The restaurant industry closed 2020 by “moving its way out of the steepest declines the industry has experienced since the Great Recession,” according to a new update from The NPD Group.
Restaurant transactions in December 2020 were down 10 percent compared to the same period one year ago. However, that figure is a 27-point improvement from restaurant transactions in April 2020 — at the height of shelter-in-place mandates in the U.S. — when transactions were down 37 percent from the previous year.
That improvement doesn’t look equal across all sectors in the restaurant biz, though. NPD notes in its recent report that full-service restaurants, which typically did not have much in the way of to-go strategies in place at the start of 2020, “bore the brunt of transaction declines throughout the pandemic.” In April, full-service transactions declined by -70 percent compared to a year ago; they improved to -30 percent in December.

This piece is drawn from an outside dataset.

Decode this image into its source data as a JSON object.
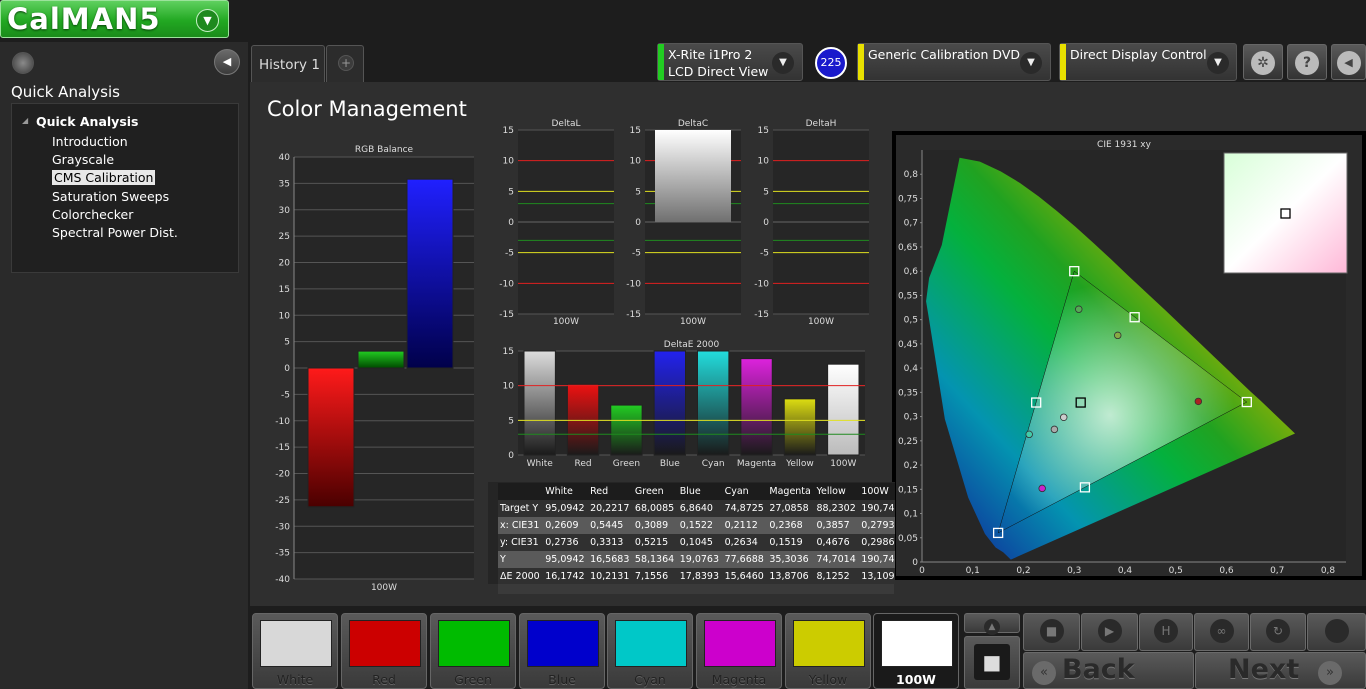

Individual state restrictions also have something to do with the numbers around full-service restaurants. NPD noted that In more restrictive states, full service restaurant chain transactions are down 60 percent to 70 percent. In less restrictive states, “there isn’t as much of a gap between quick service and full service restaurants.”
Most major QSRs were already better prepared to shift to off-premises operations when the pandemic struck in full force last year. Some, like Chipotle and Starbucks, had existing strategies in place around digital, drive-thru, and express store formats. Others, like McDonald’s, had the deep pockets and technical expertise to pivot quickly — a luxury most smaller chains and independent restaurants cannot afford.
According to NPD, major QSRs’ takeout, drive-thru, and delivery orders “soared” over the last several months, despite restrictions across the overall restaurant industry: “Quick service customer transaction declines bottomed out in April with a decline of -35% versus year ago, but quickly improved as shelter-at-home orders were lifted. In December, quick service restaurant chain customer transaction declines were down -8% versus last year.”
With things like speed of service, simpler menus, and more-efficient kitchens remaining top priorities for restaurants in 2021, improvements to the overall industry is likely to remain divided between the quick-service chains and their full-service counterparts for some time to come.